Many of you know of my vision impairment from retinitis pigmentosa (RP). Basically, the only things I see with any clarity are my computer screen and my videomagnifier. These were almost lost to me before recent cataract surgery.
The Optelec videomagnifier (VM) is basically like a TV with a tray underneath for holding printed matter which is magnified on the screen. (The VM is essential for reading cooking directions on food packages.) Windows “Accessibility Wizard” (found under “accessories” in “programs”) allows me to enlarge everything on my comuter screen with white fonts on black backgrounds.
Other aids include a talking clock, a talking calculator, a talking color indicator (“very dark green”) and personal checks with very heavy raised lines.
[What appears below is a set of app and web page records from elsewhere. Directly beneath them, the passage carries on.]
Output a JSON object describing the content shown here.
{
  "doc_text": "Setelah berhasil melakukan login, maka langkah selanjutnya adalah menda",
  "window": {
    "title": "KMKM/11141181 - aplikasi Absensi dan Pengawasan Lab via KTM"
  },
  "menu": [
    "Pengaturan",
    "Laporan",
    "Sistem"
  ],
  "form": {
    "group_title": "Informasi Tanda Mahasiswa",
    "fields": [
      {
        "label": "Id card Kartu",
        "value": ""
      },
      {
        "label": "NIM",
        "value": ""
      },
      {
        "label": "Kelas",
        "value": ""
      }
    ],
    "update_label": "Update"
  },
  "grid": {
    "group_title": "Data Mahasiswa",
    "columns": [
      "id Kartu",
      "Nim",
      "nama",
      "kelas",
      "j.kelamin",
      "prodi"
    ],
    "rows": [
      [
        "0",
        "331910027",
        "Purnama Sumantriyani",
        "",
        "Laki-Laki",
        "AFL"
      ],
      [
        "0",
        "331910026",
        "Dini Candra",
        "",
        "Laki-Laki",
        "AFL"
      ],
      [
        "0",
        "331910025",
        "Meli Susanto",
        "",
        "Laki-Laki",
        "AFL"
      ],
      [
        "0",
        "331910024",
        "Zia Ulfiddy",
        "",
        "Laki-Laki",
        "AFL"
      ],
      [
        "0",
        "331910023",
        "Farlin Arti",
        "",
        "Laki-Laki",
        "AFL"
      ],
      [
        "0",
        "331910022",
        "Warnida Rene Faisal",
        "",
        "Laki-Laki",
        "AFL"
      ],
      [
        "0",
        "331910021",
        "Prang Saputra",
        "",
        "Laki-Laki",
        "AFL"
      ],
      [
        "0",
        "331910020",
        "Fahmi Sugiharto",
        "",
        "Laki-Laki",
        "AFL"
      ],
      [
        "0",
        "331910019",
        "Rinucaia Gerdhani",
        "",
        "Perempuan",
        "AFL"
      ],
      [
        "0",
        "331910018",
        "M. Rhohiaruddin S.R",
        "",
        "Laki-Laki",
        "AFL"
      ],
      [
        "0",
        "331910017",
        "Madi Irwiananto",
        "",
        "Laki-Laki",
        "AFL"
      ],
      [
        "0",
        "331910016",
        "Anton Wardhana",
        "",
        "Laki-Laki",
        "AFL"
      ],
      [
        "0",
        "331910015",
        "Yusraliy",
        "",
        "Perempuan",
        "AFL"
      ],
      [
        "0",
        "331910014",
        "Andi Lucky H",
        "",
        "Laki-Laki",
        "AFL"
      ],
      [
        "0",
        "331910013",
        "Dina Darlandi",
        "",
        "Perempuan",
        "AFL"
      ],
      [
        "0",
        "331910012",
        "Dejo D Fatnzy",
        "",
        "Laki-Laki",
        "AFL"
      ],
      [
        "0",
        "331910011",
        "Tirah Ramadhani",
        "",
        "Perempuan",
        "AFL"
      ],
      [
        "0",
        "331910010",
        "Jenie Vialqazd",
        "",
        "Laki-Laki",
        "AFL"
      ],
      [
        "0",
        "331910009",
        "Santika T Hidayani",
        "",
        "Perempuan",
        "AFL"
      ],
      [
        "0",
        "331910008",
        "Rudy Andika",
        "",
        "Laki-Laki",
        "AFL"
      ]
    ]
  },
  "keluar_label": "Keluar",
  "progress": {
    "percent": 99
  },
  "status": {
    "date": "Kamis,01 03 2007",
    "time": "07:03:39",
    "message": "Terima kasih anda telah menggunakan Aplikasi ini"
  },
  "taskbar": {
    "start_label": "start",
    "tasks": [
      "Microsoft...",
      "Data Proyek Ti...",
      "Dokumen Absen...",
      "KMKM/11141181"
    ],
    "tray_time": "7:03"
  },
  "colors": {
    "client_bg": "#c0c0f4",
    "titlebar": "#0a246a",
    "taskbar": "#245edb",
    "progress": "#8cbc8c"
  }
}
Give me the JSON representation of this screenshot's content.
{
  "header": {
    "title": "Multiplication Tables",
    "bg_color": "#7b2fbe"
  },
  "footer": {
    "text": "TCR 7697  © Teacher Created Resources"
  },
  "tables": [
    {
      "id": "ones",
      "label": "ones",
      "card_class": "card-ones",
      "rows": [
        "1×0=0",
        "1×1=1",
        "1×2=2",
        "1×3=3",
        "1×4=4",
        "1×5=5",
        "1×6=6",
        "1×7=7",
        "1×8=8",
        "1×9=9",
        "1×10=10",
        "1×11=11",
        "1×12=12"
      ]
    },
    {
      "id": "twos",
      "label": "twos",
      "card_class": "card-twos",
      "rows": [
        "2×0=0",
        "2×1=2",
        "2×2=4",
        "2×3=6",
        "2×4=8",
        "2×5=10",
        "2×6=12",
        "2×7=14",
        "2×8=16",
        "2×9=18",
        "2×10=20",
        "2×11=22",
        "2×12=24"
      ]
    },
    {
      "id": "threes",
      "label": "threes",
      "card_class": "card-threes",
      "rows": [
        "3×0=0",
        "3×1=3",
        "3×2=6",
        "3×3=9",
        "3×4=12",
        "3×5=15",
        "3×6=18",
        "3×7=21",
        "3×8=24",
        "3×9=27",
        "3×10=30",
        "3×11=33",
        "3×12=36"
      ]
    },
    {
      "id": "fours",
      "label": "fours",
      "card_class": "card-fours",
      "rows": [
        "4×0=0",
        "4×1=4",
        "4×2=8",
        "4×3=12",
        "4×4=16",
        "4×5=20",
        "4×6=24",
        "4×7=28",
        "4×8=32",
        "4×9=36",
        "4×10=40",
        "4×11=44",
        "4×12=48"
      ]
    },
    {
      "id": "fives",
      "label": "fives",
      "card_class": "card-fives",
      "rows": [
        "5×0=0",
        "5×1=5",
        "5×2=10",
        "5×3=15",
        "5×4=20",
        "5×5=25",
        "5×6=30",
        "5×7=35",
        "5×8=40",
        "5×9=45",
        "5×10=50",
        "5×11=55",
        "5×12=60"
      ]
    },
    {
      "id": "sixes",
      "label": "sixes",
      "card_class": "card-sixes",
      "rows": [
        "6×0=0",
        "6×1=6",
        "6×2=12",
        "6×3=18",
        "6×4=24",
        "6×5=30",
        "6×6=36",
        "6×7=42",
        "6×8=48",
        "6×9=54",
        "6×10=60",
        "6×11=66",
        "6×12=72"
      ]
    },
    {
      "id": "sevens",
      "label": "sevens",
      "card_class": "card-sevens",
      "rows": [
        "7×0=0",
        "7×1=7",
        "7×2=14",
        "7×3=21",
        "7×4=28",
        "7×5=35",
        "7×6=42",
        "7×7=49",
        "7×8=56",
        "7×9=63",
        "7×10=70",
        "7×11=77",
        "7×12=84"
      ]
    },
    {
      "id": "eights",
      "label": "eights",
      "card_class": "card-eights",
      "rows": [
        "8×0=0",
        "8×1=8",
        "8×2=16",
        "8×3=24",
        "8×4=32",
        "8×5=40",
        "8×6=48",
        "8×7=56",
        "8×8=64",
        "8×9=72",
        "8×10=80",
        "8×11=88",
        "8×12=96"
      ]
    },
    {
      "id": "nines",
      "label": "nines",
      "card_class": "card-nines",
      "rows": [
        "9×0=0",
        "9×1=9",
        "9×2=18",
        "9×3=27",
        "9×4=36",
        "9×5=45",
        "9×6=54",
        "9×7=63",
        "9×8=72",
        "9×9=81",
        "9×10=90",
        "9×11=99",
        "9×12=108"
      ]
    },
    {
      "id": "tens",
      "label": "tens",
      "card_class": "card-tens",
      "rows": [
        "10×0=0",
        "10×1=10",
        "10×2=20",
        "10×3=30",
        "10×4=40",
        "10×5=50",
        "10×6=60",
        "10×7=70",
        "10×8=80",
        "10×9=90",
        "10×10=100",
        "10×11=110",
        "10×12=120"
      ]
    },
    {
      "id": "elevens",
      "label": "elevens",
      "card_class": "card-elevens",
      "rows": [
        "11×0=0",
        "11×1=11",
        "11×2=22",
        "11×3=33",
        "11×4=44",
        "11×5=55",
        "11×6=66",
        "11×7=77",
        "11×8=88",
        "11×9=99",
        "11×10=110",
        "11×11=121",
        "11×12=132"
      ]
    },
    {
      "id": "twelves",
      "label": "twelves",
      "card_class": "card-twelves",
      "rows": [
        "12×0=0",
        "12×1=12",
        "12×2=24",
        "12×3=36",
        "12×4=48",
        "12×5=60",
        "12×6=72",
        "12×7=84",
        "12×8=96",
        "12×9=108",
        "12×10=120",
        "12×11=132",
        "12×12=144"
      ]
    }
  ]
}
Remarkably, as vision ebbs, a person can let go of dependence on sight and let the other senses kick in. And, believe it or not, one becomes more observant.
A couple of examples:
When I could no longer see the settings on my clothes dryer, I marked the point where the knob should stop with a black marker. When I could no longer see the mark, I realized if I turn the knob slowly, it automatically stops at that point, something I never realized until it became necessary.
I used to get terribly frustrated “looking” for cooking aids in my kitchen gadget drawer, then I let go of vision and began to feel for the shapes of a spatula or garlic press. So much easier!
I have a keen sense of hearing which helps me locate items which fall to the floor. I can hear an eyelash hit the floor!
This gives a whole new meaning to “coming to your senses.”
Handy little helpers for the visually impaired are white plastic “dots” with adhesive on the back. Placing these on the dark brown knobs on my stove guides me easily to the proper settings.
Equally helpful are clear plastic “bumps.” Placing these over the microwave touchpad numbers I can no longer see allows me to feel the numbers, which are positioned the same as those on a telephone.
Let me give you a test of how observant you are. Check your computer keyboard, your telephone and your stove. You will feel little bumps under your index fingers when you place your fingers on the home keys; you will feel a bump on the “5” on your telephone; and you will feel bumps on the “off” position of your stove knobs. All these wonderful little bumps are there to help the visually impaired or blind, whether typing, using the phone or cooking. Had you noticed them before?
Here’s another test of how observant you are, and this one blew me away! How many times have you tried to use aluminum foil or plastic wrap and had the roll fall out of the box? If you will “feel” the ends of the boxes, you will discover a perforated circle. You will “see” that it says “Press here to lock in end.” Doing this will keep the rolls from falling out. Now, how many of you have ever noticed this? It only took me about 50 years!
My favorite use of bumps and dots is the one I got Chris to place on that pesky “insert” key on my keyboard, which, when accidentally touched, will gobble up your type. Now, all I have to do is feel for the bump instead of looking for the key!
Little things really do mean a lot.